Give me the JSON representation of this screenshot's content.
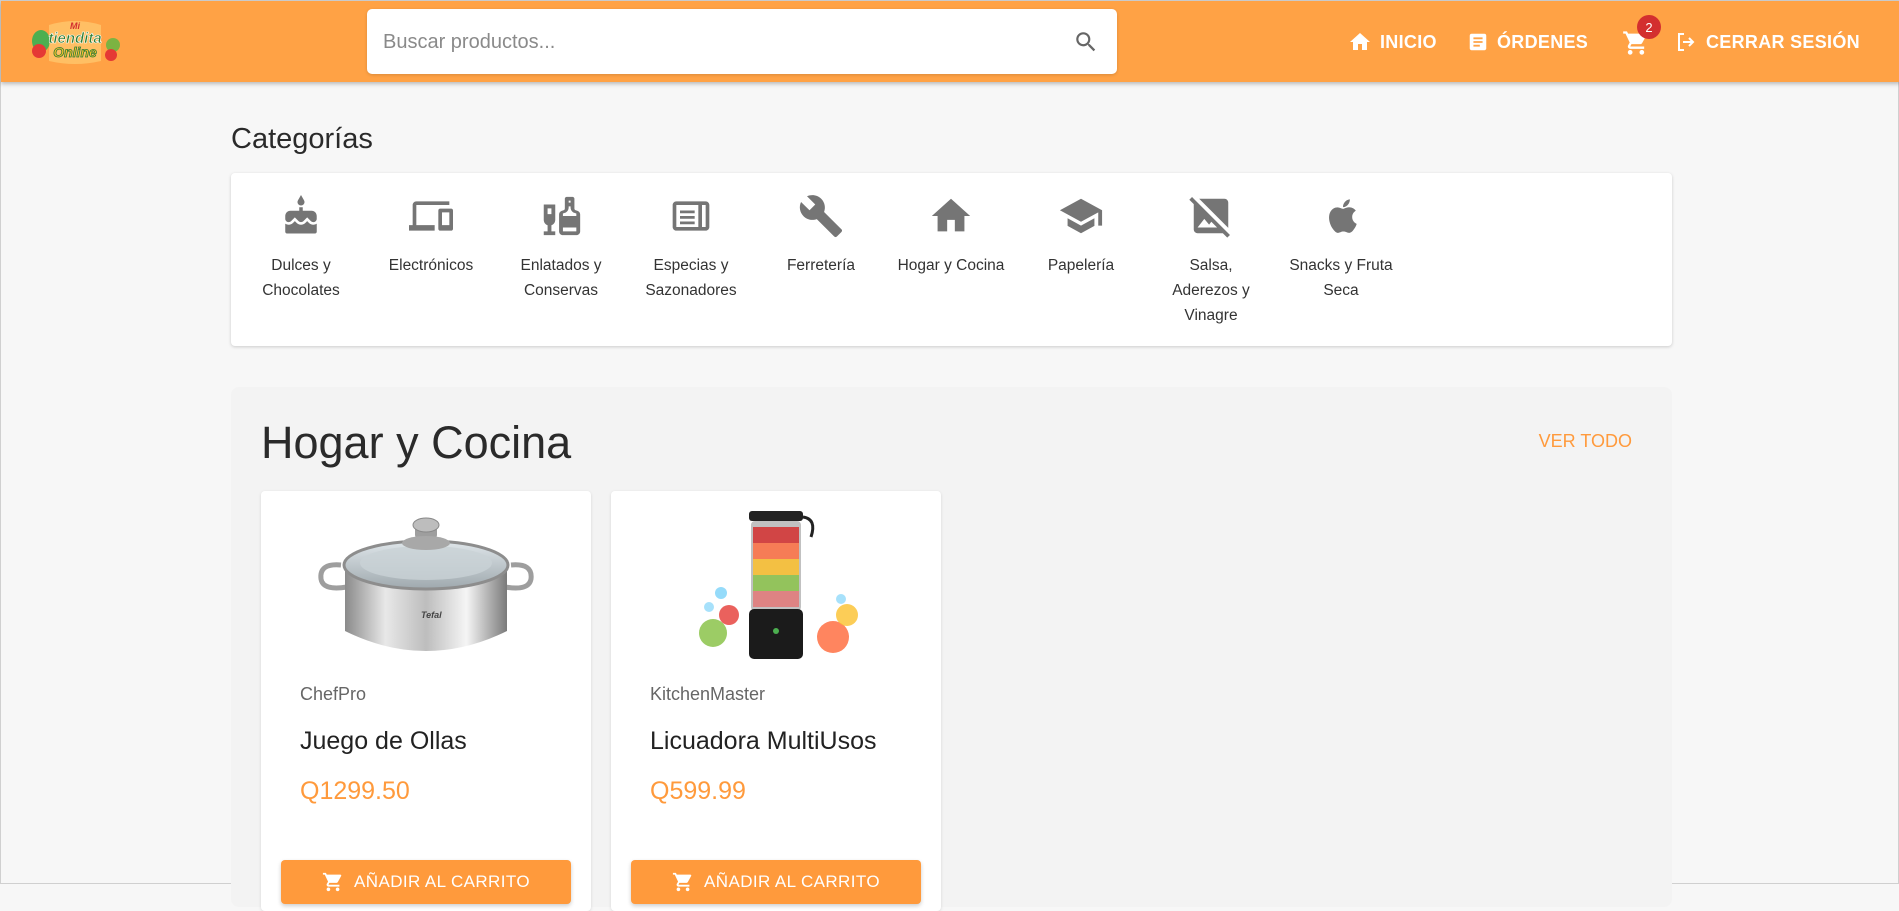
{
  "brand": {
    "logo_top": "Mi",
    "logo_mid": "tiendita",
    "logo_bottom": "Online"
  },
  "search": {
    "placeholder": "Buscar productos...",
    "icon": "search-icon"
  },
  "nav": {
    "home_label": "INICIO",
    "orders_label": "ÓRDENES",
    "cart_count": "2",
    "logout_label": "CERRAR SESIÓN"
  },
  "categories": {
    "title": "Categorías",
    "items": [
      {
        "label": "Dulces y Chocolates",
        "icon": "cake-icon"
      },
      {
        "label": "Electrónicos",
        "icon": "devices-icon"
      },
      {
        "label": "Enlatados y Conservas",
        "icon": "liquor-icon"
      },
      {
        "label": "Especias y Sazonadores",
        "icon": "microwave-icon"
      },
      {
        "label": "Ferretería",
        "icon": "wrench-icon"
      },
      {
        "label": "Hogar y Cocina",
        "icon": "home-icon"
      },
      {
        "label": "Papelería",
        "icon": "school-icon"
      },
      {
        "label": "Salsa, Aderezos y Vinagre",
        "icon": "image-not-supported-icon"
      },
      {
        "label": "Snacks y Fruta Seca",
        "icon": "apple-icon"
      }
    ]
  },
  "section": {
    "title": "Hogar y Cocina",
    "see_all": "VER TODO",
    "products": [
      {
        "brand": "ChefPro",
        "name": "Juego de Ollas",
        "price": "Q1299.50",
        "button": "AÑADIR AL CARRITO",
        "image": "cooking-pot"
      },
      {
        "brand": "KitchenMaster",
        "name": "Licuadora MultiUsos",
        "price": "Q599.99",
        "button": "AÑADIR AL CARRITO",
        "image": "portable-blender"
      }
    ]
  },
  "colors": {
    "primary": "#ffa245",
    "accent": "#ff9a3c",
    "badge": "#d32f2f"
  }
}
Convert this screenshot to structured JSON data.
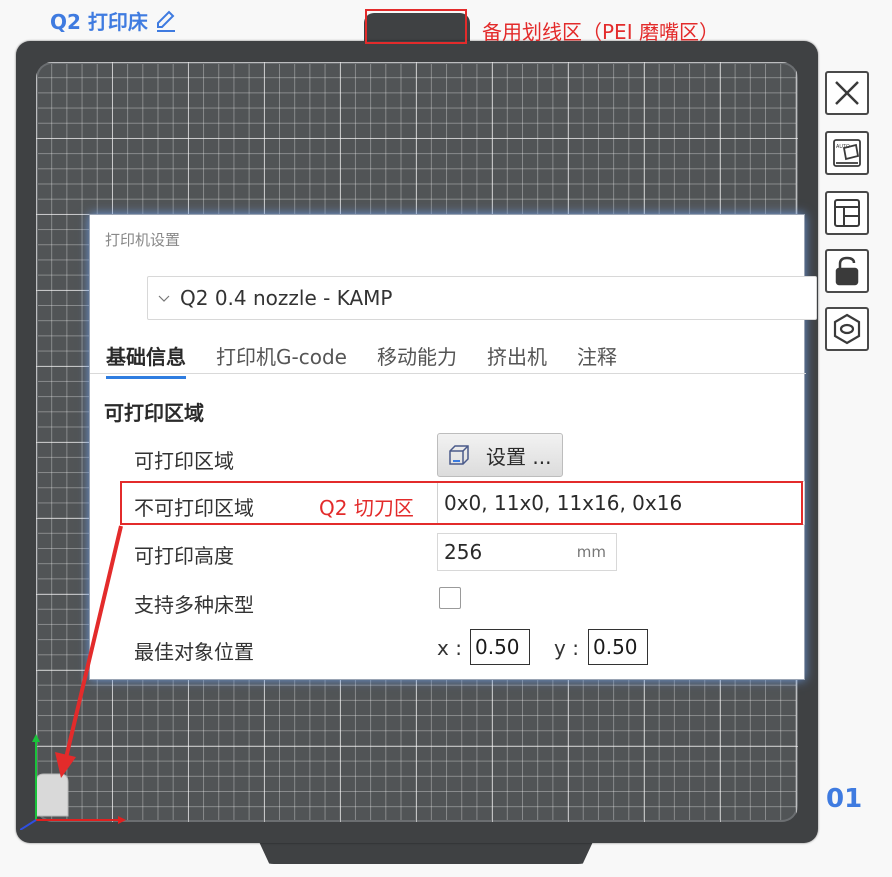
{
  "bed": {
    "title": "Q2 打印床",
    "plate_number": "01"
  },
  "annotations": {
    "top_caption": "备用划线区（PEI 磨嘴区）",
    "excluded_caption": "Q2 切刀区",
    "highlight_color": "#e32b2b"
  },
  "toolbar": {
    "icons": [
      "close-icon",
      "auto-arrange-icon",
      "layout-icon",
      "lock-icon",
      "hex-nut-icon"
    ]
  },
  "dialog": {
    "title": "打印机设置",
    "preset": "Q2 0.4 nozzle - KAMP",
    "tabs": [
      {
        "label": "基础信息",
        "active": true
      },
      {
        "label": "打印机G-code",
        "active": false
      },
      {
        "label": "移动能力",
        "active": false
      },
      {
        "label": "挤出机",
        "active": false
      },
      {
        "label": "注释",
        "active": false
      }
    ],
    "section_title": "可打印区域",
    "rows": {
      "printable_area": {
        "label": "可打印区域",
        "button": "设置 ..."
      },
      "excluded_area": {
        "label": "不可打印区域",
        "value": "0x0, 11x0, 11x16, 0x16"
      },
      "printable_height": {
        "label": "可打印高度",
        "value": "256",
        "unit": "mm"
      },
      "multi_bed_types": {
        "label": "支持多种床型",
        "checked": false
      },
      "best_object_position": {
        "label": "最佳对象位置",
        "x_label": "x :",
        "x_value": "0.50",
        "y_label": "y :",
        "y_value": "0.50"
      }
    }
  }
}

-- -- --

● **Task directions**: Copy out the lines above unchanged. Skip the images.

● **Solution**:
Give me the JSON representation of this screenshot's content.
{
  "brand": {
    "logo_top": "Mi",
    "logo_mid": "tiendita",
    "logo_bottom": "Online"
  },
  "search": {
    "placeholder": "Buscar productos...",
    "icon": "search-icon"
  },
  "nav": {
    "home_label": "INICIO",
    "orders_label": "ÓRDENES",
    "cart_count": "2",
    "logout_label": "CERRAR SESIÓN"
  },
  "categories": {
    "title": "Categorías",
    "items": [
      {
        "label": "Dulces y Chocolates",
        "icon": "cake-icon"
      },
      {
        "label": "Electrónicos",
        "icon": "devices-icon"
      },
      {
        "label": "Enlatados y Conservas",
        "icon": "liquor-icon"
      },
      {
        "label": "Especias y Sazonadores",
        "icon": "microwave-icon"
      },
      {
        "label": "Ferretería",
        "icon": "wrench-icon"
      },
      {
        "label": "Hogar y Cocina",
        "icon": "home-icon"
      },
      {
        "label": "Papelería",
        "icon": "school-icon"
      },
      {
        "label": "Salsa, Aderezos y Vinagre",
        "icon": "image-not-supported-icon"
      },
      {
        "label": "Snacks y Fruta Seca",
        "icon": "apple-icon"
      }
    ]
  },
  "section": {
    "title": "Hogar y Cocina",
    "see_all": "VER TODO",
    "products": [
      {
        "brand": "ChefPro",
        "name": "Juego de Ollas",
        "price": "Q1299.50",
        "button": "AÑADIR AL CARRITO",
        "image": "cooking-pot"
      },
      {
        "brand": "KitchenMaster",
        "name": "Licuadora MultiUsos",
        "price": "Q599.99",
        "button": "AÑADIR AL CARRITO",
        "image": "portable-blender"
      }
    ]
  },
  "colors": {
    "primary": "#ffa245",
    "accent": "#ff9a3c",
    "badge": "#d32f2f"
  }
}
Convert this screenshot to structured JSON data.
{
  "bed": {
    "title": "Q2 打印床",
    "plate_number": "01"
  },
  "annotations": {
    "top_caption": "备用划线区（PEI 磨嘴区）",
    "excluded_caption": "Q2 切刀区",
    "highlight_color": "#e32b2b"
  },
  "toolbar": {
    "icons": [
      "close-icon",
      "auto-arrange-icon",
      "layout-icon",
      "lock-icon",
      "hex-nut-icon"
    ]
  },
  "dialog": {
    "title": "打印机设置",
    "preset": "Q2 0.4 nozzle - KAMP",
    "tabs": [
      {
        "label": "基础信息",
        "active": true
      },
      {
        "label": "打印机G-code",
        "active": false
      },
      {
        "label": "移动能力",
        "active": false
      },
      {
        "label": "挤出机",
        "active": false
      },
      {
        "label": "注释",
        "active": false
      }
    ],
    "section_title": "可打印区域",
    "rows": {
      "printable_area": {
        "label": "可打印区域",
        "button": "设置 ..."
      },
      "excluded_area": {
        "label": "不可打印区域",
        "value": "0x0, 11x0, 11x16, 0x16"
      },
      "printable_height": {
        "label": "可打印高度",
        "value": "256",
        "unit": "mm"
      },
      "multi_bed_types": {
        "label": "支持多种床型",
        "checked": false
      },
      "best_object_position": {
        "label": "最佳对象位置",
        "x_label": "x :",
        "x_value": "0.50",
        "y_label": "y :",
        "y_value": "0.50"
      }
    }
  }
}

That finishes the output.